We watched each other. We taught each other. When I couldn't bend my knee past 35 degrees, I saw a woman in soccer shorts bounce briskly through her routine, jumping two-footed on and off a platform. A scar like mine snaked over her kneecap. It's possible, I thought. At home, I watched my housemate, a veteran of five knee surgeries, fold herself into an origami-like squat, then rise up on the once-injured leg. It's possible.
During one especially excruciating PT session, I yelled and sobbed aloud, tears streaking hotly from my eyes, my anguish so much bigger than my shame. A patient around my age touched me gently on the shoulder as she left. "We've all been there, honey," she murmured, as I wept into a wad of tissues.
Slowly, so slowly, my knee learned to be a knee again, to flex and bear weight and hold my body in flamingo posture on a quivery rubber dome. By late winter, I was the one bouncing—feet together, feet apart—through the squares of a flexible ladder laid out on the floor, hopping one-legged on the mini trampoline.
Years ago, when a friend graduated from rabbinical school, her partner gave a toast about continuity and change. "This is a threshold," she said, "from one holy place to another."
In February, after 45 PT visits, I was officially discharged. That's the word they used, "discharged," which sounds like effluent. I prefer "graduated," though there was no cap and gown, no slo-mo walk down an aisle. I wrote my last co-pay, did my last set of jump squats, received a certificate and a list of exercises to do at home and gave a goodbye hug to Cheryl, who'd bent my knee back into functionality and made me believe in a body that can heal.
Being physically able is transient and relative. Compared to someone debilitated by a stroke, I'm agile and robust, a miracle of locomotion. Compared to my housemates, trapeze artists who hang in midair by their ankles and hold handstands for long, marvelous minutes, I'm limited. There's talent, sure, and training, and hard-earned pride. But there's also the lightning stroke of luck—good or devastating—that lands us, for now or forever, on one side of that glass or the other.
On the morning of June 12, though I hadn't consciously clocked the date, I found myself gently massaging my kneecap in the shower, giving it a little extra love with the oatmeal soap. Happy kneeiversary, a friend texted later.
It's been a year.
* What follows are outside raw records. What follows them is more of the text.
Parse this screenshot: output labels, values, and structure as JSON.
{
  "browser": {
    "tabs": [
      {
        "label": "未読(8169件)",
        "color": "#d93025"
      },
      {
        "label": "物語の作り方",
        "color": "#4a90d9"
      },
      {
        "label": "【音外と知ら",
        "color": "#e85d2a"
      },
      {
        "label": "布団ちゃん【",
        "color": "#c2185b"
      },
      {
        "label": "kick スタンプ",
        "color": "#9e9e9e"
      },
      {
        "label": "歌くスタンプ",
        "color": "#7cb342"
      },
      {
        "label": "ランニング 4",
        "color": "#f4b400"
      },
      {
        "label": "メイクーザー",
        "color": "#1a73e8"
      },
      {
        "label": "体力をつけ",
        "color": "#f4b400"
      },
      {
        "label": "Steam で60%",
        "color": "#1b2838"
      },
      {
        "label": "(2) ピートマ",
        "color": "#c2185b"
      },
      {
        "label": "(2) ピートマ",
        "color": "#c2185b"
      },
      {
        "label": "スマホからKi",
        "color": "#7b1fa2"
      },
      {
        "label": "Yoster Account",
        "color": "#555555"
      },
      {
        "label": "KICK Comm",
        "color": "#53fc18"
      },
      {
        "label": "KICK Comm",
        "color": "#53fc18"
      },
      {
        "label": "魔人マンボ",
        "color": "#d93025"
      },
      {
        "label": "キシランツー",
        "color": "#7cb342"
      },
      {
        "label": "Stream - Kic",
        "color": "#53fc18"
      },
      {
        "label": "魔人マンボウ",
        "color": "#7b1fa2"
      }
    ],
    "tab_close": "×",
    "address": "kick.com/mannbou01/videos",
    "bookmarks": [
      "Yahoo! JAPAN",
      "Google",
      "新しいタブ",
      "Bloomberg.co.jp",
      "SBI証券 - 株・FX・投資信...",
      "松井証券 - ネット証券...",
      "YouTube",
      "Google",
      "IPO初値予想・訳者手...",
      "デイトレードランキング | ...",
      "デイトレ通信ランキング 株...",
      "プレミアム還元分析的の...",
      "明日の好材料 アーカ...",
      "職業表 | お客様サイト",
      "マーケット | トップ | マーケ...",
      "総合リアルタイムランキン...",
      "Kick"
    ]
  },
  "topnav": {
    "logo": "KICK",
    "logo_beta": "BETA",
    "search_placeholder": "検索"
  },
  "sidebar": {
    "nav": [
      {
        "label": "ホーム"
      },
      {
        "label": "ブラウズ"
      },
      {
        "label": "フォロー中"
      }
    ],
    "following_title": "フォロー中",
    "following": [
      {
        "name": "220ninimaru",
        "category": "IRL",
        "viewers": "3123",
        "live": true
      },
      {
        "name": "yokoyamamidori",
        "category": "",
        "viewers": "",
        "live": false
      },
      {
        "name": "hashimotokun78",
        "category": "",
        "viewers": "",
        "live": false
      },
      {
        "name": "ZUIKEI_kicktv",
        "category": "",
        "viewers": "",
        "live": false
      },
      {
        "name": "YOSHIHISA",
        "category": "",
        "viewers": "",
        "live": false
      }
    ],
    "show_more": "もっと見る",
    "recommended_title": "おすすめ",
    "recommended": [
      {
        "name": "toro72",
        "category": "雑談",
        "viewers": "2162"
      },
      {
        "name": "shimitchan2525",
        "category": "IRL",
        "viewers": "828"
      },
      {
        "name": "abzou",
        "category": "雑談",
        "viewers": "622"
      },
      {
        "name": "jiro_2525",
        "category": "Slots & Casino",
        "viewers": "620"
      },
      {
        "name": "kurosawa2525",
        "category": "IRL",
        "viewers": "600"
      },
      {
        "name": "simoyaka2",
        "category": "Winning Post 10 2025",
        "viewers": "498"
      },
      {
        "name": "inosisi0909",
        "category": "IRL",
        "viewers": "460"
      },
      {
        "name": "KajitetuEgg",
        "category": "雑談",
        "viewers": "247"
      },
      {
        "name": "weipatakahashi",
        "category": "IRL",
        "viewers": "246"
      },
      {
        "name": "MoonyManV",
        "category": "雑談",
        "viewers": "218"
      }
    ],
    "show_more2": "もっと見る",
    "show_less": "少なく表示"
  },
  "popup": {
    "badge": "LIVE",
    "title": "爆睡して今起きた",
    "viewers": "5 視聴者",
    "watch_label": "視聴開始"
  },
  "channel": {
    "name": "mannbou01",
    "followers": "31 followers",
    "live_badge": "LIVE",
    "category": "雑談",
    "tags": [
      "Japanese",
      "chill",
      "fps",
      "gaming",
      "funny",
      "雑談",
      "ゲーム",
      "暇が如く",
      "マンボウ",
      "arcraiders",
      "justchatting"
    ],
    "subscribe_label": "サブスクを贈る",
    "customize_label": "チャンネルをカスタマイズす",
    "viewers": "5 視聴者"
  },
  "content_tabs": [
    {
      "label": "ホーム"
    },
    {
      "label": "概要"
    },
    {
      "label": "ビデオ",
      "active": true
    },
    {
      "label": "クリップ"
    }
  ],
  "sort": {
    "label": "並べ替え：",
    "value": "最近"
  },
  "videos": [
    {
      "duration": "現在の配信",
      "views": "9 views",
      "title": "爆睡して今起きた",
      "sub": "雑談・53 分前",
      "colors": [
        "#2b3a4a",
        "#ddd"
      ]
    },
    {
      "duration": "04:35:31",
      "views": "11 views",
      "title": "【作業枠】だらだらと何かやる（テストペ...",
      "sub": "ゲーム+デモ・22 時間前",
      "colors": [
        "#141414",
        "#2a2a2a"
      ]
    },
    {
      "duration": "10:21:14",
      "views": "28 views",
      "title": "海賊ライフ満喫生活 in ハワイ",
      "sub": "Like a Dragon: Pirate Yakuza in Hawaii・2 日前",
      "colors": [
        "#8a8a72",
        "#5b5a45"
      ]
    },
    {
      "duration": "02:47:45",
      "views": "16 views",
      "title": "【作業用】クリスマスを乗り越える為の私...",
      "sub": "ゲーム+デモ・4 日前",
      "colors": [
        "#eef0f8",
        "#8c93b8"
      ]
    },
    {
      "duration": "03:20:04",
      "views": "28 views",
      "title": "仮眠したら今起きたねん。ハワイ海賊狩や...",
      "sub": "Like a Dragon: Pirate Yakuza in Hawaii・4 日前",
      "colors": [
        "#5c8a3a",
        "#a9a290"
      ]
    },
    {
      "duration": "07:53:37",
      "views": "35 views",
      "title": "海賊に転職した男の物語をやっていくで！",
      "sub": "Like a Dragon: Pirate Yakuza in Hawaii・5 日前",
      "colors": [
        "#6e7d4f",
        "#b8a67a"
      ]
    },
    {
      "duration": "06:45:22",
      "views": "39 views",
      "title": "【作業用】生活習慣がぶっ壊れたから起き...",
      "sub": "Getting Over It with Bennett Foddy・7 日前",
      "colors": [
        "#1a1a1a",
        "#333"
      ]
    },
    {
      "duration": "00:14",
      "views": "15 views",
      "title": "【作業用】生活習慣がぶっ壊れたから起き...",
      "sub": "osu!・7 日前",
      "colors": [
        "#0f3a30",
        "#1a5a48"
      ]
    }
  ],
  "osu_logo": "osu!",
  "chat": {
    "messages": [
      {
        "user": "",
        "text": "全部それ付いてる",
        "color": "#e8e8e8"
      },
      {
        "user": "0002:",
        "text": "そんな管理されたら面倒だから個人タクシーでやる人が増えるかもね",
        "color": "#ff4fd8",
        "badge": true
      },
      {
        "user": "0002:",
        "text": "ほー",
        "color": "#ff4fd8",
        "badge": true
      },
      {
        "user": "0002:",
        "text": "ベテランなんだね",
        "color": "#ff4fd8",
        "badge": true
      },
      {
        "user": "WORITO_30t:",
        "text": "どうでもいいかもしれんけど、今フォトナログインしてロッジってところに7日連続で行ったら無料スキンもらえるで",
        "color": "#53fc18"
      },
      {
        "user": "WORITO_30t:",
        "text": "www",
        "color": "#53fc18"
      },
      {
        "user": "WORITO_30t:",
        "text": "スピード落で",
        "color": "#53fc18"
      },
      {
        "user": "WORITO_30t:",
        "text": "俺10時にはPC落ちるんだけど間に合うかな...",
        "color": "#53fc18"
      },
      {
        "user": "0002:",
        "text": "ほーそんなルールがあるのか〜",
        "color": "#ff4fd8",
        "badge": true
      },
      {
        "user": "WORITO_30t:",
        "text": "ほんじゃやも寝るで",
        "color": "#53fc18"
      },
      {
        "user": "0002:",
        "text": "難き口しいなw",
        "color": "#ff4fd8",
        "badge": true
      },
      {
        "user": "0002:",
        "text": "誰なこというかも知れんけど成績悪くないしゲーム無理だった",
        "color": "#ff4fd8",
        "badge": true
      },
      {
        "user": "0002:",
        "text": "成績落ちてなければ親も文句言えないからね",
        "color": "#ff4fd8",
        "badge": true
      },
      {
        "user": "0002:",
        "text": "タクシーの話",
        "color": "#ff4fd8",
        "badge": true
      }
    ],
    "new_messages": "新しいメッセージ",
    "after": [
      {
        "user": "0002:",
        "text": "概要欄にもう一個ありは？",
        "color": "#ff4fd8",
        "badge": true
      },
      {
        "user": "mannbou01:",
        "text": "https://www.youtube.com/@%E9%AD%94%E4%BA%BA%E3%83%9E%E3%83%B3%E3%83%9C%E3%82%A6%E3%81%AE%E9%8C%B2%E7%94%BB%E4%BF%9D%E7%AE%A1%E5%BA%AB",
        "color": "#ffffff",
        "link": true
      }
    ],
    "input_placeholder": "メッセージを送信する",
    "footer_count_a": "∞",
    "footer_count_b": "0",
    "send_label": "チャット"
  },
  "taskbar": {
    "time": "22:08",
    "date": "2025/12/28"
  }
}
My left knee reminds me, sobers me, humbles me, murmuring its presence—hey, something happened here—with every step, as I walk to the co-op or the post office or the bank and pass by the gym, stopping for a moment to peer inside, knowing the glass is not a shield but a window through which, if we're brave enough to look, we can see each other, can see ourselves, in all our fleeting wholeness, our holy coming-apart.